Top of MATERIALS PROVIDED

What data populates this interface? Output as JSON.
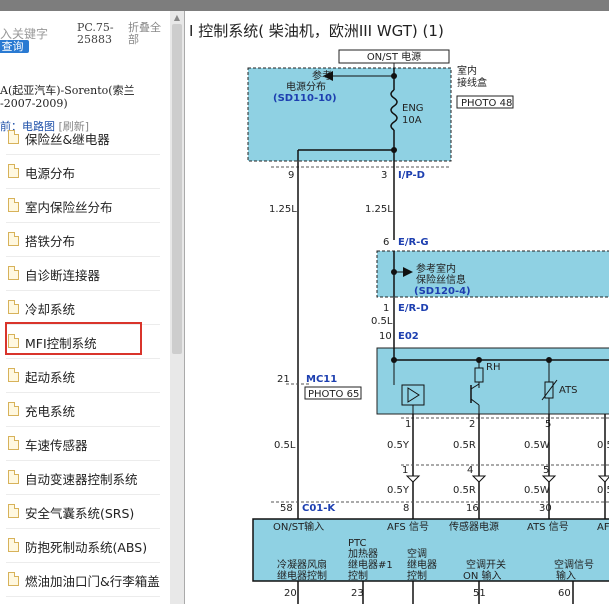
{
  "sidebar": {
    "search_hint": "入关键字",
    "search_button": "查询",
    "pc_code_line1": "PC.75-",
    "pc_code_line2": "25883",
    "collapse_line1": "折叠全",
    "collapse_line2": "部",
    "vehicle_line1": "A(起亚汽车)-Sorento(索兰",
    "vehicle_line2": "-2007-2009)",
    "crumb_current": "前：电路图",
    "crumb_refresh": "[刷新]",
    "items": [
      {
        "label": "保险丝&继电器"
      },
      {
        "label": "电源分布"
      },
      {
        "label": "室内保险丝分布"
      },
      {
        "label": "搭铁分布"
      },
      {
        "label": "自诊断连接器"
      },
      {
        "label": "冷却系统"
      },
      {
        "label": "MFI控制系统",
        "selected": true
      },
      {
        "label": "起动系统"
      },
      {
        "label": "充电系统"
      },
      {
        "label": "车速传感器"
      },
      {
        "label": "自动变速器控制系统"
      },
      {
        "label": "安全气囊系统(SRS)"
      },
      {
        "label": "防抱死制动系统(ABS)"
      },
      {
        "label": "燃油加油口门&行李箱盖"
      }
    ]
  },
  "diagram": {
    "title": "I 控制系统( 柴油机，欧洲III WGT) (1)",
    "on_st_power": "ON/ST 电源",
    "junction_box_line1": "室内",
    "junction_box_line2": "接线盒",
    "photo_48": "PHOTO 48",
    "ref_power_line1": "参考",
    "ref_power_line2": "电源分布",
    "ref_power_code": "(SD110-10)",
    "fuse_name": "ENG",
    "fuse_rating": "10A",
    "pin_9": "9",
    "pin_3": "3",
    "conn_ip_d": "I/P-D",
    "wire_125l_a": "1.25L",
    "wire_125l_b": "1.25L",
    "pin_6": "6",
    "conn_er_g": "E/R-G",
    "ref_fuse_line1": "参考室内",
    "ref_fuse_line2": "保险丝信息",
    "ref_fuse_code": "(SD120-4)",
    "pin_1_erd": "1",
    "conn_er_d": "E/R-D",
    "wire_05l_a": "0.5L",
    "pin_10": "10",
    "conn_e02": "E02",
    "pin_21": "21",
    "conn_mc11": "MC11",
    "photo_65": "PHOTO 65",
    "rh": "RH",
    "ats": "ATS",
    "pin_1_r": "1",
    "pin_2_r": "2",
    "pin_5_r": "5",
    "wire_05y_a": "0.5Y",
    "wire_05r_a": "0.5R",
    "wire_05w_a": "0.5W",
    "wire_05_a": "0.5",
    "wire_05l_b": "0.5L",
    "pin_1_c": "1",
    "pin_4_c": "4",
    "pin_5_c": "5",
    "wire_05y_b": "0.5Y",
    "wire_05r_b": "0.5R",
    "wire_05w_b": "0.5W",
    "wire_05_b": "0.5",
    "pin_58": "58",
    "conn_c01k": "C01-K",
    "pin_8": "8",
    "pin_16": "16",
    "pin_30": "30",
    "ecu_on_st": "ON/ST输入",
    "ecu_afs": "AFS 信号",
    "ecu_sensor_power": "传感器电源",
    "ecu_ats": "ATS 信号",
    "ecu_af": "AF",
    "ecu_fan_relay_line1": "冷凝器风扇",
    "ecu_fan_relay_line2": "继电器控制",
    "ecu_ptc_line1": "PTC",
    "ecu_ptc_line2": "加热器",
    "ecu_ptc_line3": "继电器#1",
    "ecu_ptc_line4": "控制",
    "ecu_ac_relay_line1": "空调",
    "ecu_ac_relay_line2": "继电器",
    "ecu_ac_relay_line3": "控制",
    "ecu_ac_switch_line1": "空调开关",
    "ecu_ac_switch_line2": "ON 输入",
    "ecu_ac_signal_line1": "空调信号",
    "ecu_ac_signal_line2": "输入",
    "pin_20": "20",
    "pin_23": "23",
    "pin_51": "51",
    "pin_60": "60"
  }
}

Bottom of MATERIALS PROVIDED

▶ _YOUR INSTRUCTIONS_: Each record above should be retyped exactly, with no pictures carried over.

▶ _WRITTEN SOLUTION_:
What data populates this interface? Output as JSON.
{
  "sidebar": {
    "search_hint": "入关键字",
    "search_button": "查询",
    "pc_code_line1": "PC.75-",
    "pc_code_line2": "25883",
    "collapse_line1": "折叠全",
    "collapse_line2": "部",
    "vehicle_line1": "A(起亚汽车)-Sorento(索兰",
    "vehicle_line2": "-2007-2009)",
    "crumb_current": "前：电路图",
    "crumb_refresh": "[刷新]",
    "items": [
      {
        "label": "保险丝&继电器"
      },
      {
        "label": "电源分布"
      },
      {
        "label": "室内保险丝分布"
      },
      {
        "label": "搭铁分布"
      },
      {
        "label": "自诊断连接器"
      },
      {
        "label": "冷却系统"
      },
      {
        "label": "MFI控制系统",
        "selected": true
      },
      {
        "label": "起动系统"
      },
      {
        "label": "充电系统"
      },
      {
        "label": "车速传感器"
      },
      {
        "label": "自动变速器控制系统"
      },
      {
        "label": "安全气囊系统(SRS)"
      },
      {
        "label": "防抱死制动系统(ABS)"
      },
      {
        "label": "燃油加油口门&行李箱盖"
      }
    ]
  },
  "diagram": {
    "title": "I 控制系统( 柴油机，欧洲III WGT) (1)",
    "on_st_power": "ON/ST 电源",
    "junction_box_line1": "室内",
    "junction_box_line2": "接线盒",
    "photo_48": "PHOTO 48",
    "ref_power_line1": "参考",
    "ref_power_line2": "电源分布",
    "ref_power_code": "(SD110-10)",
    "fuse_name": "ENG",
    "fuse_rating": "10A",
    "pin_9": "9",
    "pin_3": "3",
    "conn_ip_d": "I/P-D",
    "wire_125l_a": "1.25L",
    "wire_125l_b": "1.25L",
    "pin_6": "6",
    "conn_er_g": "E/R-G",
    "ref_fuse_line1": "参考室内",
    "ref_fuse_line2": "保险丝信息",
    "ref_fuse_code": "(SD120-4)",
    "pin_1_erd": "1",
    "conn_er_d": "E/R-D",
    "wire_05l_a": "0.5L",
    "pin_10": "10",
    "conn_e02": "E02",
    "pin_21": "21",
    "conn_mc11": "MC11",
    "photo_65": "PHOTO 65",
    "rh": "RH",
    "ats": "ATS",
    "pin_1_r": "1",
    "pin_2_r": "2",
    "pin_5_r": "5",
    "wire_05y_a": "0.5Y",
    "wire_05r_a": "0.5R",
    "wire_05w_a": "0.5W",
    "wire_05_a": "0.5",
    "wire_05l_b": "0.5L",
    "pin_1_c": "1",
    "pin_4_c": "4",
    "pin_5_c": "5",
    "wire_05y_b": "0.5Y",
    "wire_05r_b": "0.5R",
    "wire_05w_b": "0.5W",
    "wire_05_b": "0.5",
    "pin_58": "58",
    "conn_c01k": "C01-K",
    "pin_8": "8",
    "pin_16": "16",
    "pin_30": "30",
    "ecu_on_st": "ON/ST输入",
    "ecu_afs": "AFS 信号",
    "ecu_sensor_power": "传感器电源",
    "ecu_ats": "ATS 信号",
    "ecu_af": "AF",
    "ecu_fan_relay_line1": "冷凝器风扇",
    "ecu_fan_relay_line2": "继电器控制",
    "ecu_ptc_line1": "PTC",
    "ecu_ptc_line2": "加热器",
    "ecu_ptc_line3": "继电器#1",
    "ecu_ptc_line4": "控制",
    "ecu_ac_relay_line1": "空调",
    "ecu_ac_relay_line2": "继电器",
    "ecu_ac_relay_line3": "控制",
    "ecu_ac_switch_line1": "空调开关",
    "ecu_ac_switch_line2": "ON 输入",
    "ecu_ac_signal_line1": "空调信号",
    "ecu_ac_signal_line2": "输入",
    "pin_20": "20",
    "pin_23": "23",
    "pin_51": "51",
    "pin_60": "60"
  }
}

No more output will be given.